The new products will go on sale March 25. IBM is also offering Corporate Information Asset Manager, a service that helps life sciences firms identify data that needs to be archived, retrieved or deleted, as well as Account Opening to help banks facilitate checking, savings and loan accounts services. These two offerings give IBM 160 solution bundles spanning 12 vertical markets.

Such tools are crucial at a time when Sarbanes-Oxley, HIPAA and several other records retention rules are forcing corporations to quickly recall files and other data from a variety of repositories.

Though Big Blue is easily the leader in content management in terms of market share, the concern is competing with EMC and standalone content management vendors such as Interwoven and FileNet , so native search capabilities are highly prized.

O'Neil, who noted that IBM has an installed base of 13,000 customers, said IBM's head start and leading market position put the company in the driver's seat with regard to EMC and pure-play vendors.

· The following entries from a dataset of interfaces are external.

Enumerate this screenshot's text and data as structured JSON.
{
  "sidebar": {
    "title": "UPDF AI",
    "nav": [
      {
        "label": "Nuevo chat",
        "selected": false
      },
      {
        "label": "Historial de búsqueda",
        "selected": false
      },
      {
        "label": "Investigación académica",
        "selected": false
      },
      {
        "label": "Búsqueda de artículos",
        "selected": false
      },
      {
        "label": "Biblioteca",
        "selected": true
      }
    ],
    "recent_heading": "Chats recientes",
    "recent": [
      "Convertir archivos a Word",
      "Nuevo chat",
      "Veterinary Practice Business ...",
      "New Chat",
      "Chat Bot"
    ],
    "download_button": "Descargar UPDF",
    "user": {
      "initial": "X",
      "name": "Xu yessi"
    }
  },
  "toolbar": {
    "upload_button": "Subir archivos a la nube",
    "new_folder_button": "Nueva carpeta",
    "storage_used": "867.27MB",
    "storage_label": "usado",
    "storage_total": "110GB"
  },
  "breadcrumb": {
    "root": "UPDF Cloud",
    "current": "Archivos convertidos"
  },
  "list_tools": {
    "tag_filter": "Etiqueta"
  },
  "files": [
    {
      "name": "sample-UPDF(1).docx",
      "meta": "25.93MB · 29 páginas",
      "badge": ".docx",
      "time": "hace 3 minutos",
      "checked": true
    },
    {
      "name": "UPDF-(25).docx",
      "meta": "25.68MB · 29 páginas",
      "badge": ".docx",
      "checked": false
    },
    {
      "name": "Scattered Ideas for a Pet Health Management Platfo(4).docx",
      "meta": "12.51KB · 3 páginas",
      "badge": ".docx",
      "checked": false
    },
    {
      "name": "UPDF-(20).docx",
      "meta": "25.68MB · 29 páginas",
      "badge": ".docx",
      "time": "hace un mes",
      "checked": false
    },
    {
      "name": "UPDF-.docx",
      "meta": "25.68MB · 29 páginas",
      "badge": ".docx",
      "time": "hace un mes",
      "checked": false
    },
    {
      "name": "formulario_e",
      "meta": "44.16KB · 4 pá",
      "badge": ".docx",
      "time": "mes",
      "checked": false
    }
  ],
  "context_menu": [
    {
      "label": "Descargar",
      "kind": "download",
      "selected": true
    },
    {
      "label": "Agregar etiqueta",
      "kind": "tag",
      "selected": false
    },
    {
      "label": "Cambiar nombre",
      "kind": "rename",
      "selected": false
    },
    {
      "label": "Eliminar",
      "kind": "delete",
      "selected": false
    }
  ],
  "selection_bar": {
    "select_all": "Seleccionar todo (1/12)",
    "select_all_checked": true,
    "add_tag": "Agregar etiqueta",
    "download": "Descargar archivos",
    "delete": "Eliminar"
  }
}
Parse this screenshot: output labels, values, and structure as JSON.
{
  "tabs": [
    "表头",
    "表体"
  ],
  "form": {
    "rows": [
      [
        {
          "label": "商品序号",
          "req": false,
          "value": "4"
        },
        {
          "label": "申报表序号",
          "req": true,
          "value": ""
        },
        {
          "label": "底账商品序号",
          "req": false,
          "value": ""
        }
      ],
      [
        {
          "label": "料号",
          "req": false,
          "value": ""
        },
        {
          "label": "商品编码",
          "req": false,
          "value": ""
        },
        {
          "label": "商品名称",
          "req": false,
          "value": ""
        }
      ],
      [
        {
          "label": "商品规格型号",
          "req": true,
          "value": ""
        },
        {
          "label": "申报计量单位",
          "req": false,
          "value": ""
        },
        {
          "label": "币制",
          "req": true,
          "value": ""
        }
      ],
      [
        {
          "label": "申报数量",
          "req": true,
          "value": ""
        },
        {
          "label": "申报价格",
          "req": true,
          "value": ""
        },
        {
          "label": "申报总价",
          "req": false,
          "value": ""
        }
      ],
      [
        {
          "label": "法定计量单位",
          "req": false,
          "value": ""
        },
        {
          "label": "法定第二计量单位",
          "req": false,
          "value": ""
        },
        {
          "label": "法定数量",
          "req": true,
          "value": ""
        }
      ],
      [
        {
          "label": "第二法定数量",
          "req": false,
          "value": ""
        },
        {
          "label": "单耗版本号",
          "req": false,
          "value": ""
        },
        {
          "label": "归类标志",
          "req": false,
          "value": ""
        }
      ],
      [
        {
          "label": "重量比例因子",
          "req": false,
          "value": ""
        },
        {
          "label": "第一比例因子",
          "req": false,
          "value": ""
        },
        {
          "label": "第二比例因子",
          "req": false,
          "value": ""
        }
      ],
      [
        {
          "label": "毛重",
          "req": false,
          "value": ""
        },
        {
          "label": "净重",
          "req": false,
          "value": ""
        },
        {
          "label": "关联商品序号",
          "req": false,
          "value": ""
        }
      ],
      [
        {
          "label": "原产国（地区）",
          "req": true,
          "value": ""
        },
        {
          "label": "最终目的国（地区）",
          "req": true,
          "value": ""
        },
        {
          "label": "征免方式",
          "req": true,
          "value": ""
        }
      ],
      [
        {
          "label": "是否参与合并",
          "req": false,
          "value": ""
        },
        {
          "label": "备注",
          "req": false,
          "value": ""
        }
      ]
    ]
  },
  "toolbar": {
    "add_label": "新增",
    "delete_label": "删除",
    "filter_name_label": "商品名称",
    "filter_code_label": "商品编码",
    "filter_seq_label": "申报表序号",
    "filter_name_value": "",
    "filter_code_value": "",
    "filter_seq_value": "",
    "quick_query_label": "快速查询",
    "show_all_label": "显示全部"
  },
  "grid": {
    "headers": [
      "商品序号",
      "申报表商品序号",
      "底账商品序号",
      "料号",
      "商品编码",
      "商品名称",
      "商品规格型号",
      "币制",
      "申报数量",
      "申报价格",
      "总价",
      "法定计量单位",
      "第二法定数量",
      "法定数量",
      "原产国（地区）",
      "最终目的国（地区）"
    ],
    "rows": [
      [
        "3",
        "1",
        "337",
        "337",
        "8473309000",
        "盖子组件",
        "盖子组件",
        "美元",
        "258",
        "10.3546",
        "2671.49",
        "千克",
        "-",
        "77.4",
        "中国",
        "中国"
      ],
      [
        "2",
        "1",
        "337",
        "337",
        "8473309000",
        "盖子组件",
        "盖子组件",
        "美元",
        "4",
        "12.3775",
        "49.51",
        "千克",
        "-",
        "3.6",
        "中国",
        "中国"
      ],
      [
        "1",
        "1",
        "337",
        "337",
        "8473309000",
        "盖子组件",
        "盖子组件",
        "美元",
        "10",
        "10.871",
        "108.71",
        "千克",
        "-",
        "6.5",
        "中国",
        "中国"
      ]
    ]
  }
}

She also said IBM doesn't take EMC lightly at a time when the information systems vendor is offering corporations more solution bundles and services.

"We are taking steps to make sure we stay ahead of the curve and the competition," O'Neil said.

Content management isn't the only area in which IBM is looking to win over customers with expanded search features.

The outfit has begun offering search tools as part of its WebSphere information integration line's push to delve more deeply into the lucrative enterprise search market, where corporate employees struggle to find specific documents from large pools of data.